How to use apple cider syrup
Use boiled cider in and on anything where you want a sweet kick. You can use it in place of a sweetener like maple syrup or honey. Pour it over waffles and french toast. It's a revelation drizzled over ice cream. Mix it with olive oil and a bit of apple cider vinegar for a delightful fall salad vinaigrette. Mix it with softened butter and spread it on biscuits or muffins.
Boiled cider is an excellent cocktail ingredient. Whiskey and boiled cider may be the only fall cocktail you ever drink again. You can also mix boiled cider syrup with seltzer water for an easy non-alcoholic drink.
Because the flavor is so concentrated, use the cider syrup in any dish where you want more apple flavor, including apple pie, apple cake or cider donuts. You can also use the syrup to make apple cider caramels. It works in savory dishes, too; think of a pork chop glaze.
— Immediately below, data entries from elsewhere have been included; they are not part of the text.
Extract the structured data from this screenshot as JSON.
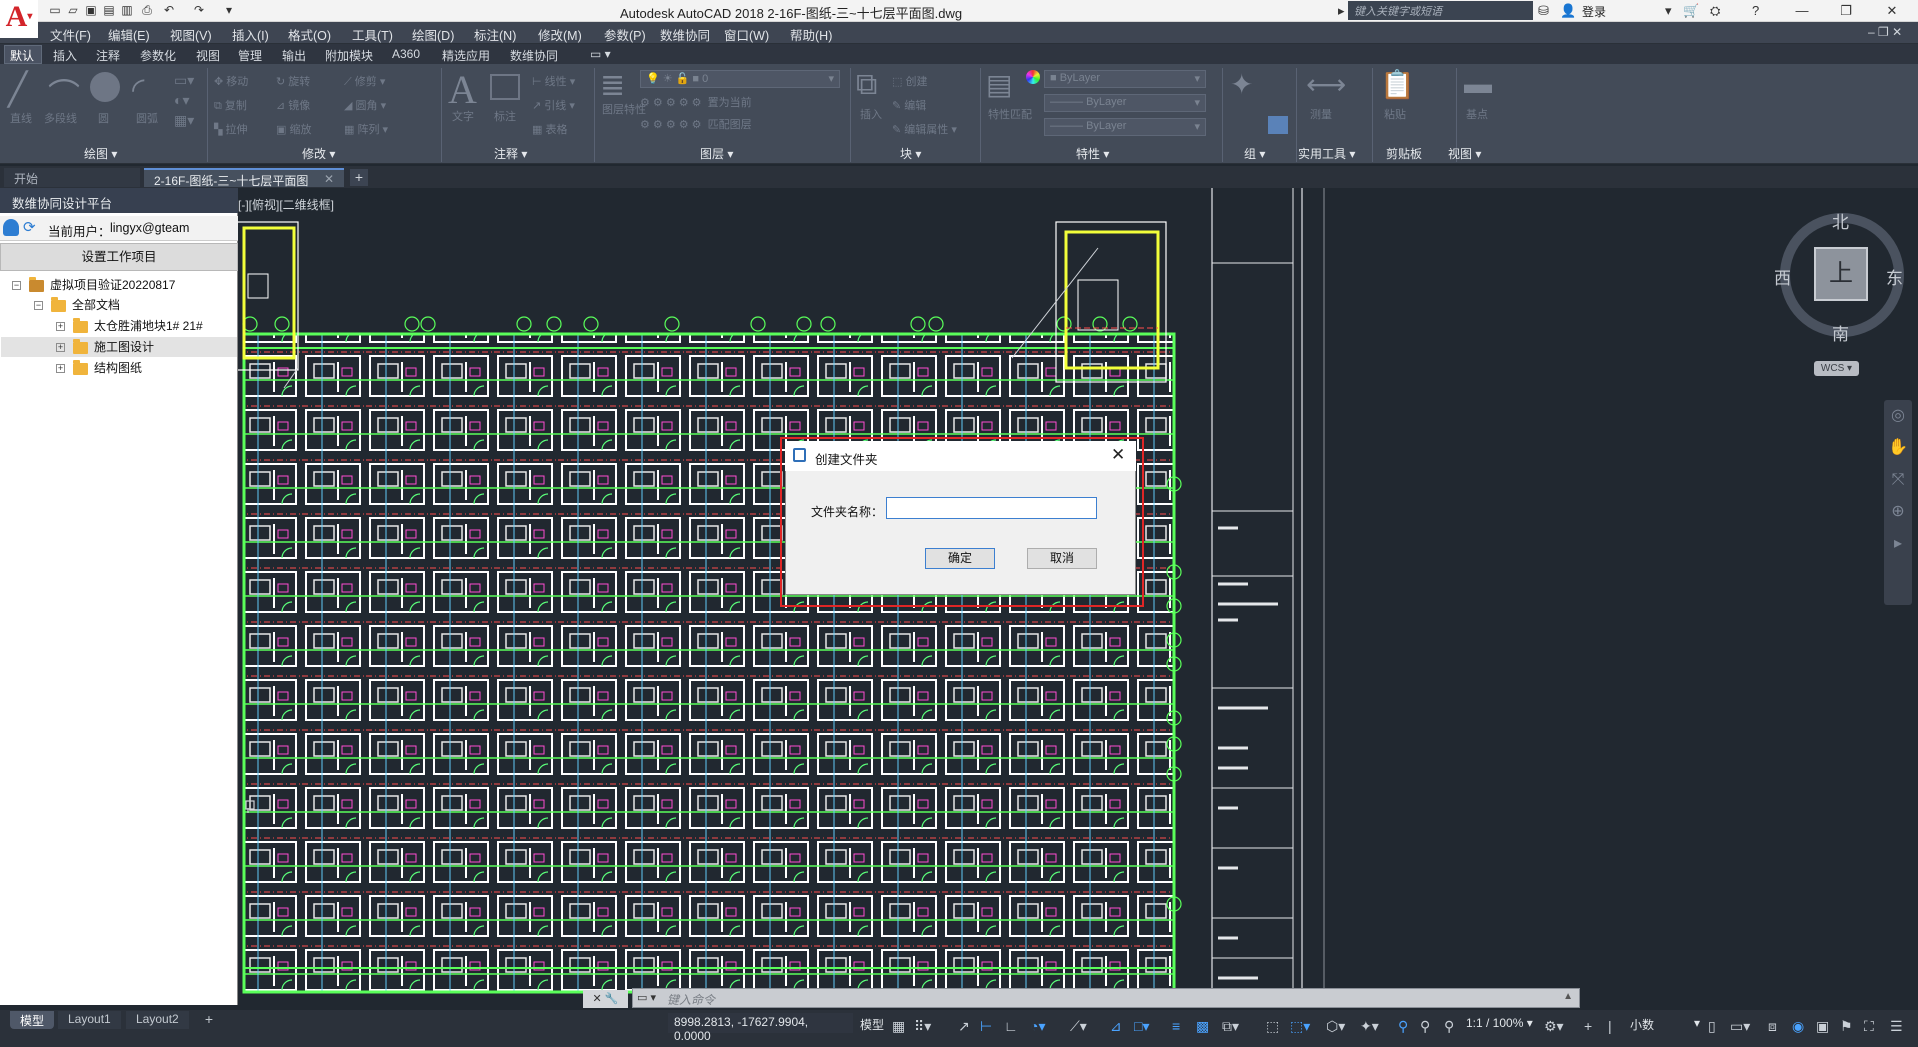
{
  "app": {
    "logo_letter": "A",
    "title": "Autodesk AutoCAD 2018    2-16F-图纸-三~十七层平面图.dwg",
    "search_placeholder": "键入关键字或短语",
    "login": "登录"
  },
  "menu": [
    "文件(F)",
    "编辑(E)",
    "视图(V)",
    "插入(I)",
    "格式(O)",
    "工具(T)",
    "绘图(D)",
    "标注(N)",
    "修改(M)",
    "参数(P)",
    "数维协同",
    "窗口(W)",
    "帮助(H)"
  ],
  "ribbon_tabs": [
    "默认",
    "插入",
    "注释",
    "参数化",
    "视图",
    "管理",
    "输出",
    "附加模块",
    "A360",
    "精选应用",
    "数维协同"
  ],
  "ribbon_panels": [
    "绘图",
    "修改",
    "注释",
    "图层",
    "块",
    "特性",
    "组",
    "实用工具",
    "剪贴板",
    "视图"
  ],
  "ribbon_items": {
    "draw": [
      "直线",
      "多段线",
      "圆",
      "圆弧"
    ],
    "modify": [
      "移动",
      "旋转",
      "修剪",
      "复制",
      "镜像",
      "圆角",
      "拉伸",
      "缩放",
      "阵列"
    ],
    "annotate": [
      "文字",
      "标注",
      "线性",
      "引线",
      "表格"
    ],
    "layer": [
      "图层特性",
      "置为当前",
      "匹配图层"
    ],
    "block": [
      "插入",
      "创建",
      "编辑",
      "编辑属性"
    ],
    "properties": [
      "特性匹配",
      "ByLayer",
      "ByLayer",
      "ByLayer"
    ],
    "utilities": [
      "测量"
    ],
    "clipboard": [
      "粘贴"
    ],
    "view": [
      "基点"
    ],
    "layer_value": "0"
  },
  "file_tabs": [
    "开始",
    "2-16F-图纸-三~十七层平面图"
  ],
  "palette": {
    "title": "数维协同设计平台",
    "current_user_label": "当前用户：",
    "current_user": "lingyx@gteam",
    "setup_button": "设置工作项目",
    "tree": {
      "root": "虚拟项目验证20220817",
      "docs": "全部文档",
      "folders": [
        "太仓胜浦地块1#  21#",
        "施工图设计",
        "结构图纸"
      ]
    }
  },
  "viewport_label": "[-][俯视][二维线框]",
  "viewcube": {
    "north": "北",
    "south": "南",
    "east": "东",
    "west": "西",
    "face": "上",
    "wcs": "WCS"
  },
  "dialog": {
    "title": "创建文件夹",
    "field_label": "文件夹名称：",
    "field_value": "",
    "ok": "确定",
    "cancel": "取消"
  },
  "command": {
    "placeholder": "键入命令"
  },
  "layout_tabs": [
    "模型",
    "Layout1",
    "Layout2"
  ],
  "status": {
    "coords": "8998.2813, -17627.9904, 0.0000",
    "mode": "模型",
    "scale": "1:1 / 100%",
    "units": "小数"
  }
}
I made two batches, one with cinnamon and other apple pie spices and one with bourbon. They're both so good and they add so much flavor to oatmeal and granola and yogurt; I've used it in muffins, too, and it adds great flavor without the sugar or preservatives. It's my new favorite sweetener.
Boiled cider syrup keeps in the fridge indefinitely, so you could also pour the syrup into small glass jars and give your new favorite secret ingredient as homemade gifts.
This article was originally published on December 2, 2019.